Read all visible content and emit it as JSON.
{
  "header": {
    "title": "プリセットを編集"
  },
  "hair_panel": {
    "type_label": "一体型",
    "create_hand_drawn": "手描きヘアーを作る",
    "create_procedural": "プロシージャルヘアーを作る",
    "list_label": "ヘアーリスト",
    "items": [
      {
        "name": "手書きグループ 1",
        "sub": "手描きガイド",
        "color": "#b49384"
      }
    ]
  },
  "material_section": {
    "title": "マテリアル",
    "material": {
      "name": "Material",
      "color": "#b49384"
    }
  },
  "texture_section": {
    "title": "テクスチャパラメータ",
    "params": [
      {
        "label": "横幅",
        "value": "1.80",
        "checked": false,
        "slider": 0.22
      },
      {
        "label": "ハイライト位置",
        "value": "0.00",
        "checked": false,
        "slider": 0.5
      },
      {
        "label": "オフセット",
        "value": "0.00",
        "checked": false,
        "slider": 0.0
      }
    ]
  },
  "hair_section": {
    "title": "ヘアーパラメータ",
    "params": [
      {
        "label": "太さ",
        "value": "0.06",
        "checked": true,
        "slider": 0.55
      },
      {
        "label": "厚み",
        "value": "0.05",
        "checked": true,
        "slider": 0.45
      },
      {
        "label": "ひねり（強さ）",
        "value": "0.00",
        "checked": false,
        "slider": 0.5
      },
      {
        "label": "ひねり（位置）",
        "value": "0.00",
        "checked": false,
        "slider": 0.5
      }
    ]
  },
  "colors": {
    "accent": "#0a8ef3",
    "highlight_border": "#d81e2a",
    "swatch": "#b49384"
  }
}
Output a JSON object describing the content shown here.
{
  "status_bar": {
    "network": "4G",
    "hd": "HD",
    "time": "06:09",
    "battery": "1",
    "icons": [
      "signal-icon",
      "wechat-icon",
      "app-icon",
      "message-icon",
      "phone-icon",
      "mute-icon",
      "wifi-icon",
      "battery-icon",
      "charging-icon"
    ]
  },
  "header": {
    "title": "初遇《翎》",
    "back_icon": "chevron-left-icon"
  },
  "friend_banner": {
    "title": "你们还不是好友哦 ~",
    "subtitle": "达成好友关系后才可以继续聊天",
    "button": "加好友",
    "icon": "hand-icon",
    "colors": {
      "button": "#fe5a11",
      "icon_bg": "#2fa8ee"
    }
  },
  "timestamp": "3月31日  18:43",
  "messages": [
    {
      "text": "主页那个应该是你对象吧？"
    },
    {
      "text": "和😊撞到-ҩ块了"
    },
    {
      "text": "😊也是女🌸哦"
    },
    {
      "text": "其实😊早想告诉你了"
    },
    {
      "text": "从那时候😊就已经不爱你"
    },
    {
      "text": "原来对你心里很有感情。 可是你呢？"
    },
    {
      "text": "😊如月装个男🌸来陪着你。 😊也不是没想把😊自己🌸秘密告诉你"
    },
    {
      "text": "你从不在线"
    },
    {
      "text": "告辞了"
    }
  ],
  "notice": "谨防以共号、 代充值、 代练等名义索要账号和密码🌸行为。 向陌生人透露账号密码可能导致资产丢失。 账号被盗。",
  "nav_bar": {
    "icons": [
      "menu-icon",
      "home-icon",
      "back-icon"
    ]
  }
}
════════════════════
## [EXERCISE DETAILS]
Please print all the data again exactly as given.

## [PROBLEM SOLUTION]
Read all visible content and emit it as JSON.
{
  "header": {
    "title": "プリセットを編集"
  },
  "hair_panel": {
    "type_label": "一体型",
    "create_hand_drawn": "手描きヘアーを作る",
    "create_procedural": "プロシージャルヘアーを作る",
    "list_label": "ヘアーリスト",
    "items": [
      {
        "name": "手書きグループ 1",
        "sub": "手描きガイド",
        "color": "#b49384"
      }
    ]
  },
  "material_section": {
    "title": "マテリアル",
    "material": {
      "name": "Material",
      "color": "#b49384"
    }
  },
  "texture_section": {
    "title": "テクスチャパラメータ",
    "params": [
      {
        "label": "横幅",
        "value": "1.80",
        "checked": false,
        "slider": 0.22
      },
      {
        "label": "ハイライト位置",
        "value": "0.00",
        "checked": false,
        "slider": 0.5
      },
      {
        "label": "オフセット",
        "value": "0.00",
        "checked": false,
        "slider": 0.0
      }
    ]
  },
  "hair_section": {
    "title": "ヘアーパラメータ",
    "params": [
      {
        "label": "太さ",
        "value": "0.06",
        "checked": true,
        "slider": 0.55
      },
      {
        "label": "厚み",
        "value": "0.05",
        "checked": true,
        "slider": 0.45
      },
      {
        "label": "ひねり（強さ）",
        "value": "0.00",
        "checked": false,
        "slider": 0.5
      },
      {
        "label": "ひねり（位置）",
        "value": "0.00",
        "checked": false,
        "slider": 0.5
      }
    ]
  },
  "colors": {
    "accent": "#0a8ef3",
    "highlight_border": "#d81e2a",
    "swatch": "#b49384"
  }
}
Output a JSON object describing the content shown here.
{
  "status_bar": {
    "network": "4G",
    "hd": "HD",
    "time": "06:09",
    "battery": "1",
    "icons": [
      "signal-icon",
      "wechat-icon",
      "app-icon",
      "message-icon",
      "phone-icon",
      "mute-icon",
      "wifi-icon",
      "battery-icon",
      "charging-icon"
    ]
  },
  "header": {
    "title": "初遇《翎》",
    "back_icon": "chevron-left-icon"
  },
  "friend_banner": {
    "title": "你们还不是好友哦 ~",
    "subtitle": "达成好友关系后才可以继续聊天",
    "button": "加好友",
    "icon": "hand-icon",
    "colors": {
      "button": "#fe5a11",
      "icon_bg": "#2fa8ee"
    }
  },
  "timestamp": "3月31日  18:43",
  "messages": [
    {
      "text": "主页那个应该是你对象吧？"
    },
    {
      "text": "和😊撞到-ҩ块了"
    },
    {
      "text": "😊也是女🌸哦"
    },
    {
      "text": "其实😊早想告诉你了"
    },
    {
      "text": "从那时候😊就已经不爱你"
    },
    {
      "text": "原来对你心里很有感情。 可是你呢？"
    },
    {
      "text": "😊如月装个男🌸来陪着你。 😊也不是没想把😊自己🌸秘密告诉你"
    },
    {
      "text": "你从不在线"
    },
    {
      "text": "告辞了"
    }
  ],
  "notice": "谨防以共号、 代充值、 代练等名义索要账号和密码🌸行为。 向陌生人透露账号密码可能导致资产丢失。 账号被盗。",
  "nav_bar": {
    "icons": [
      "menu-icon",
      "home-icon",
      "back-icon"
    ]
  }
}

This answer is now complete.